Out here in the American West the megadrought continues to tighten its grip. A century ago, in our historically anomalous cooler and wetter era it appeared we might engineer our water resources into an unending bounty of agricultural abundance. Instead, we lavished water we no longer have on a group of too rich for their own britches farmers who have not a lick of tolerance for the drought that’s got the region by the throat.
Devin Nunes represents portions of both Fresno and King County. Defending the Westland Water District has been a favorite hyperbolic sport of this ill-suited hack politician now turning to become a social media CEO. His term of art for citizens in California trying to hold over-entitled subsidized millionaire farmers to account is to label them as “radical environmental activists.” This is what I call kick-down and kiss-up rhetoric. Like Kevin McCarthy, the Minority Leader in the House of Representatives you owe your political career to the government subsidized constituents that can make or break you should you forget who you are working for and cross them by even one precious drop of water.
I’ve never been inclined to building a life based on my receiving near free water so that I could grow Department of Agriculture crop subsidized commodities that fully guarantee whatever may come that I’ll be living higher than the other 99% of the nearby county citizens. That’s not a square deal, feels more like wheeling and dealing terms. Then, when it comes time to pay your fair share, to give some portion of your taxpayer paid largess back to help with all this nation is responsible for doing, that instead you fund political campaigns dedicated to lowering your taxes, reducing regulations, and worse still things have now spiraled so far out of control that a good many on your side of the isle have shown up in Washington on January 6th to commit sedition and topple democracy. It is a sad state of affairs when our tax dollars have been sent to such a place and instead of gratitude, instead of appreciation, these investments have bred only contempt for our government and cultivated a fool’s alliance with the growing threat to our nation’s stability.
Anyone and everyone knows Republicans have not one care for a smaller government, they want a more focused and constituency targeted government, one that serves the people that put them in office, and if that means reducing services and cutting programs for those citizens that don’t live in the Westlands Water District then that’s just fine and dandy, they’ll never vote for their party anyway.
Part of what is dangerous in this moment is that a whole lot of overcompensated agricultural interests no matter how much lobbying they might do can’t come up with the water that’s gone missing in this climate emergency and being rock-ribbed-science-denying partisans that they are they haven’t the least bit of interest in doing their part to live within their water budget means. That’s not their problem, they are water nobility, they think they are the creators of the abundance the nation enjoys.

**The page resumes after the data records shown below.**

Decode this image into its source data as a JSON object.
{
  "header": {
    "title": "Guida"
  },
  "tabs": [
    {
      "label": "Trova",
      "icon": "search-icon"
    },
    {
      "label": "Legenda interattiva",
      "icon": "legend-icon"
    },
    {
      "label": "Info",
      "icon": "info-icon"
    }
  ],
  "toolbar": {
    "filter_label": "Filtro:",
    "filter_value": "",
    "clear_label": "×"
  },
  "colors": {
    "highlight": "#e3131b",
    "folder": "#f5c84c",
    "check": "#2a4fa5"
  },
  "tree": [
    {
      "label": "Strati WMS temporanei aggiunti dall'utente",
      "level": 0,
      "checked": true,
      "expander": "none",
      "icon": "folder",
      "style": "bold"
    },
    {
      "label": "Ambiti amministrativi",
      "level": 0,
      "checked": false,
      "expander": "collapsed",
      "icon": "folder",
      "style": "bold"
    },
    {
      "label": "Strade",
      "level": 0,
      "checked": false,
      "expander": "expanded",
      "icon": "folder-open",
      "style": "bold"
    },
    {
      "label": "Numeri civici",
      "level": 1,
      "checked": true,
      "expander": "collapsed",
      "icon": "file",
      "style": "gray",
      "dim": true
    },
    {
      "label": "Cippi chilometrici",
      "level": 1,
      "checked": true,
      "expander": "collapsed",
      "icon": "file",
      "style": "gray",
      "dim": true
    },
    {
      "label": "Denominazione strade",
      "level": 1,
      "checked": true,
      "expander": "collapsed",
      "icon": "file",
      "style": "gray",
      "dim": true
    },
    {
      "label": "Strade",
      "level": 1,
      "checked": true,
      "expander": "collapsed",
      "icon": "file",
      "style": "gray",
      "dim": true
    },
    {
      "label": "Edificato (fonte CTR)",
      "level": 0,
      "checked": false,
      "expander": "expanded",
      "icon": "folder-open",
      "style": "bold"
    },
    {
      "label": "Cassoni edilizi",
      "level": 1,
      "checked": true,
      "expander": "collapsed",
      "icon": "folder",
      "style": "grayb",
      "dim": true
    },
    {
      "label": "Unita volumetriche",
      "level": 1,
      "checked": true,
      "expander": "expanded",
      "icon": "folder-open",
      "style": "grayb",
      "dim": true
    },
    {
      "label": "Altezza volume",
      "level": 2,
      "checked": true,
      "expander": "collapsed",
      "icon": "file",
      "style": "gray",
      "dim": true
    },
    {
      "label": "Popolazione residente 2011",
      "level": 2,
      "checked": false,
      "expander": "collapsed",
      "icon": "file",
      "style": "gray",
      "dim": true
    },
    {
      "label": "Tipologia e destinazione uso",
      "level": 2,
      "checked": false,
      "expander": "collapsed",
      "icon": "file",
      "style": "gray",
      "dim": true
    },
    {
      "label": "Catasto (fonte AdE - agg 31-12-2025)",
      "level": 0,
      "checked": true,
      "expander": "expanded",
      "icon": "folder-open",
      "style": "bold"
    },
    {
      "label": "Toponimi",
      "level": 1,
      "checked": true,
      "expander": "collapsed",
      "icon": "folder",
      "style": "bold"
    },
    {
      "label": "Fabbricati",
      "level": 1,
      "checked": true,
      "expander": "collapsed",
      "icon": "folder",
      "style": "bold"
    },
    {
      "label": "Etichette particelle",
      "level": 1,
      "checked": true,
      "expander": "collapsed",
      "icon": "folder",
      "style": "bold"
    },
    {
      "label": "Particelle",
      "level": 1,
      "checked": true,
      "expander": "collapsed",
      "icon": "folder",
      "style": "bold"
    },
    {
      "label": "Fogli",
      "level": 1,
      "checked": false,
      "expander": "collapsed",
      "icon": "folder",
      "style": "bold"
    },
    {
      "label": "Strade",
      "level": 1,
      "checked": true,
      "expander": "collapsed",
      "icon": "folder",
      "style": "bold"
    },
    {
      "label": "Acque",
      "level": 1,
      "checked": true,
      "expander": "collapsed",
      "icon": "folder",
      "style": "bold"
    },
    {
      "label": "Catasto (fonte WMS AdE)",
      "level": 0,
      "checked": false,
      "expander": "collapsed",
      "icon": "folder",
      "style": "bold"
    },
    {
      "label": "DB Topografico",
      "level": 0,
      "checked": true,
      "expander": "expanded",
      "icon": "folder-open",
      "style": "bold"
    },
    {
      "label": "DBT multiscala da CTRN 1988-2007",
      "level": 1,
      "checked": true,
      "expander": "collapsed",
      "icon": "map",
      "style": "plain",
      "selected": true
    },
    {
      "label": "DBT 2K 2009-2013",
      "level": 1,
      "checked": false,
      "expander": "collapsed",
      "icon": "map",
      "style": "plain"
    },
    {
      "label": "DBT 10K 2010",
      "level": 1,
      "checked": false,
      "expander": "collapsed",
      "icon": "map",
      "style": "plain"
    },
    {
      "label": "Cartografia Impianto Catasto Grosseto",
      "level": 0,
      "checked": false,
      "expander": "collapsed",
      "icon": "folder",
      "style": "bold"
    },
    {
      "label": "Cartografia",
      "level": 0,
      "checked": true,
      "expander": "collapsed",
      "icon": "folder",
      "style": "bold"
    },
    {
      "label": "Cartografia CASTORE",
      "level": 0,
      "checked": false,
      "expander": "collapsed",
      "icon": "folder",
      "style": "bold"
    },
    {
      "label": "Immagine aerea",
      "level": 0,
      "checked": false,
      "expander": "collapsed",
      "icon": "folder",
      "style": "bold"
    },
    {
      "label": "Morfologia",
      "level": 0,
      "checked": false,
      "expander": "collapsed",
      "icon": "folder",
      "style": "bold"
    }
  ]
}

It’s time we walk these subsidies back, send in teachers to the region, provide government sponsored civics lessons on how it is we’ve come to the point where you can no longer promise to be part of the solution to our problems the nation confronts, but instead are ready to make the climate emergency we face that much more dangerous and the government we all depend upon that much more unstable. That’s what we have here friends, “what we have here, is a failure to communicate.” Saddle up, we’ve work to do and a nation to build.